Health Communication Research is an interdisciplinary journal focusing on the study of communication in the context of public health, healthcare systems, and health sciences as well as the study of public health in the context of communication. We welcome scholars and practitioners in the fields of communication, public health, psychology, sociology, and other relevant subjects to submit their original research findings. Published articles feature research on, but are not limited to, the following topics: • Interpersonal/ mass communication and health • New media & health, e-health, m-health, u-health & smart healthcare • Health information and health literacy; • Public health and communication; • Health promotion, public health campaigns, and social marketing; • Equity and health policies; • Risk perception and risk communication; • Risk governance and health crisis management; • Medical communication and patient-medical staff relationships; • Evolution of health communication; • Ethical issues in health communication; • Social health, social epidemiology, and media; • Health communication education (training) Global in scope, the journal seeks to integrate public health studies and communication research by pursuing the highest quality of social scientific research, based on either quantitative or qualitative orientations. In particular, the journal presents research that is informative and valuable for all entities involved in the health communication process, including healthcare beneficiaries, caregivers, health providers, communities, and health policy professionals.
The present article investigates the antecedent and consequence of hope arousal over the course of processing a fear appeal message by considering constructs and propositions of the extended parallel process model (Witte, 1992). In order to empirically test the mechanism through which hope is produced, this study employed an online experimental study concerning genital warts and HPV vaccination. In the experiment, participants first attended to threat information about HPV infection and genital warts, and then read efficacy information about the effectiveness of HPV vaccination. Results revealed that the impact of perceived efficacy on hope was greater when perceived threat level was higher. Furthermore, evoked hope predicted participants’ intention to adopt a self-protective behavior.
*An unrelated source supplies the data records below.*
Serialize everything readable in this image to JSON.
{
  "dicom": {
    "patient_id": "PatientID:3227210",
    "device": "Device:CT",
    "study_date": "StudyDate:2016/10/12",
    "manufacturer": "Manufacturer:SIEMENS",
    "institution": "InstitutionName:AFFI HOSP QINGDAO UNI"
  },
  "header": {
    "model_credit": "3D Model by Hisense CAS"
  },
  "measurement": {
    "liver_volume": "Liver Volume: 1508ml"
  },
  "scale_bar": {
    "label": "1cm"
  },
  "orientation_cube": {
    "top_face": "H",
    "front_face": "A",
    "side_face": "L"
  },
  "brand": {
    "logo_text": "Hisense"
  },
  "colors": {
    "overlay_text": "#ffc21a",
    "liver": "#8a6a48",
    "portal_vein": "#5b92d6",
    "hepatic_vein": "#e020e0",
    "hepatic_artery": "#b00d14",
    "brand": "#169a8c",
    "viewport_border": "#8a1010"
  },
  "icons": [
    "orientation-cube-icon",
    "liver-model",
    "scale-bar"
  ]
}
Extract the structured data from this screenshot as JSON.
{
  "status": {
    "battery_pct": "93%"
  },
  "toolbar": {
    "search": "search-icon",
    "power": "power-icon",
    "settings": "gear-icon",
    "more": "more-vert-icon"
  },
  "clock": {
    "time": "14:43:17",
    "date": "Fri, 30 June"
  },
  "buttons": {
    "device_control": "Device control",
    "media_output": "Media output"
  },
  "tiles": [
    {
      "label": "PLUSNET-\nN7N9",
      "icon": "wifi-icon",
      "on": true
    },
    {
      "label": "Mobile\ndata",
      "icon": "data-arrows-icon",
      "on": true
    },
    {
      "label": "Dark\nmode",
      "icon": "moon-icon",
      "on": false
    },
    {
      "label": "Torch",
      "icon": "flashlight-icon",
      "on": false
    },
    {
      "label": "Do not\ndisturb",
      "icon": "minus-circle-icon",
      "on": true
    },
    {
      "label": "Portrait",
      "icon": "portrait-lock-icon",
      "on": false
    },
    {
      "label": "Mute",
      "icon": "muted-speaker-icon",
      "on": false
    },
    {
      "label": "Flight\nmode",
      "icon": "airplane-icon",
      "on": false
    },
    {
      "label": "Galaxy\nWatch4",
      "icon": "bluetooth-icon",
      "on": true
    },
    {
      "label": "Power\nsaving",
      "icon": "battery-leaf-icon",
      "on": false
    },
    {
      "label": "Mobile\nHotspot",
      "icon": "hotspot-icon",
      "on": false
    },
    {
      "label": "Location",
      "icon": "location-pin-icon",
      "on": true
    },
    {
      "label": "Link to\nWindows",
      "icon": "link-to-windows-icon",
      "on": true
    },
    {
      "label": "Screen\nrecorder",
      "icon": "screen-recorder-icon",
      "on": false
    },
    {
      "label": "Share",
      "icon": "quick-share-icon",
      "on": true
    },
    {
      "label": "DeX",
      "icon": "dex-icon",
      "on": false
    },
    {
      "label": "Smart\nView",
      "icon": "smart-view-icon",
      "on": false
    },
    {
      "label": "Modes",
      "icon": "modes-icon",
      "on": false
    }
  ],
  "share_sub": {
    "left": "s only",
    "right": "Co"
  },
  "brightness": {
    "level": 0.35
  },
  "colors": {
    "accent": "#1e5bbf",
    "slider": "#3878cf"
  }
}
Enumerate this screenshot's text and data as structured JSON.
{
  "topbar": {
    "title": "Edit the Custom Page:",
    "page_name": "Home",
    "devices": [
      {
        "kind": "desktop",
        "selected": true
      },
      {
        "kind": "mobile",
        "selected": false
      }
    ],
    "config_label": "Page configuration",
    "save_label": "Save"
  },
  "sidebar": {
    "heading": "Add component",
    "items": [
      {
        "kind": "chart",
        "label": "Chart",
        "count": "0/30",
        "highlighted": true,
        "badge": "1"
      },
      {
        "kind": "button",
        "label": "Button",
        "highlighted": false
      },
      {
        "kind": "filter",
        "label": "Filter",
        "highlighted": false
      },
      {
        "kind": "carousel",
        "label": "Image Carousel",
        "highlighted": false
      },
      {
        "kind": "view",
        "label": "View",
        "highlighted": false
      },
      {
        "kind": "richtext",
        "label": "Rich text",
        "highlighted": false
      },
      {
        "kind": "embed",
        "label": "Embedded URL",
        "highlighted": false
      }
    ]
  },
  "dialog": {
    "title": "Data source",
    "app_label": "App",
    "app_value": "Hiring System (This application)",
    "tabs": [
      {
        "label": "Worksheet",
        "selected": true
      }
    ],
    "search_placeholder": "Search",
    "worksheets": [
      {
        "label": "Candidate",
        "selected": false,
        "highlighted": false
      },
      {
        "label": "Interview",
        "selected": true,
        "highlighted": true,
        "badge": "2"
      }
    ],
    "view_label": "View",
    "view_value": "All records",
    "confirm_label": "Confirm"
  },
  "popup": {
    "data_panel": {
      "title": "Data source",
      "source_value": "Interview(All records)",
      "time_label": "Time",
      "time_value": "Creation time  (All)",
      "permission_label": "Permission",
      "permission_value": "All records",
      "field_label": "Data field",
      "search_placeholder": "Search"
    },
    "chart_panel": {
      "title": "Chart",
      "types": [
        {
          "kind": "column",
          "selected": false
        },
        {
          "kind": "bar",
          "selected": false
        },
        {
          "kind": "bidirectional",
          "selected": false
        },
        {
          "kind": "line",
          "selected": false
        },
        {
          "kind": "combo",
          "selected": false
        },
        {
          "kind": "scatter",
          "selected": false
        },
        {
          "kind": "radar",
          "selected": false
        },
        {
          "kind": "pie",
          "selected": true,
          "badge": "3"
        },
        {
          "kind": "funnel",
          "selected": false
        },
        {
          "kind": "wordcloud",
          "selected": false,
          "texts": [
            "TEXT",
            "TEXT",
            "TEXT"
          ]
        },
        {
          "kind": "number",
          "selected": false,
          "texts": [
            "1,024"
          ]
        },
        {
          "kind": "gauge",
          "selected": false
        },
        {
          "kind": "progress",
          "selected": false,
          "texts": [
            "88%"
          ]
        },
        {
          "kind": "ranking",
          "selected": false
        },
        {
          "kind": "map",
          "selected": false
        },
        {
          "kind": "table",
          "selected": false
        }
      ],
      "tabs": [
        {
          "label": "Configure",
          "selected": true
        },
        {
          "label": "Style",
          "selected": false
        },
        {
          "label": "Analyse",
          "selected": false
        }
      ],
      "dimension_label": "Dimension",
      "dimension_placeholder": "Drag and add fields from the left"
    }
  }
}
The effect of perceived efficacy on intention was mediated by hope, and this mediation effect was greater when a level of perceived threat was higher. The results of this article demonstrate that the emotion of hope needs to be considered as an important affective construct explaining a potential mechanism underlying the persuasive process of fear appeals.
This study analyzed the factors affecting intention to seek help and compared mental health professionals’ perceived characteristics, awareness and intention to seek help. Online survey data were collected among 321 respondents and analyzed. Multiple regression analysis and Friedman test were performed by using the SPSS statistical analysis program. In the case of psychiatrists, perceived reliability, interactivity, previous counseling experience and awareness were shown to have statistically significant effects on intention to seek help. Mental health psychologists’ perceived reliability, interactivity had statistically significant effects on intention to seek help. Similarly, mental health social workers’ reliability, interactivity had statistically significant effects on intention to seek help. All mental health professionals’ perceived reliability and interactivity had the most significant effects on intention to seek help, however perceived expertise did not show any significant effects. Through these results, we would like to provide empirical advice for each mental health professional and the direction of public communication for mental health professionals.
Fast food restaurants are increasing the number of healthier menu items to counter the criticism of promoting energy dense and nutritionally poor fast foods. However, relatively fewer studies have specifically investigated whether the promotion of healthier menu items will be positively perceived and trusted by consumers as intended. Building on previous research, this study investigated the influence of health consciousness, brand commitment, and perceived brand healthiness on consumer perceptions of healthy benefit, unhealthy risk, taste, and ad-trust following exposure to fast food restaurant advertisements featuring healthy food choices. Using a set of moderated regression analyses, the results found that consumers’ perceived benefit, taste, and advertisement trust tended to increase for healthier menu brands, and for more health-conscious consumers and those committed for the advertised brands. Theoretical and practical implications of the findings are discussed to promote healthy food marketing.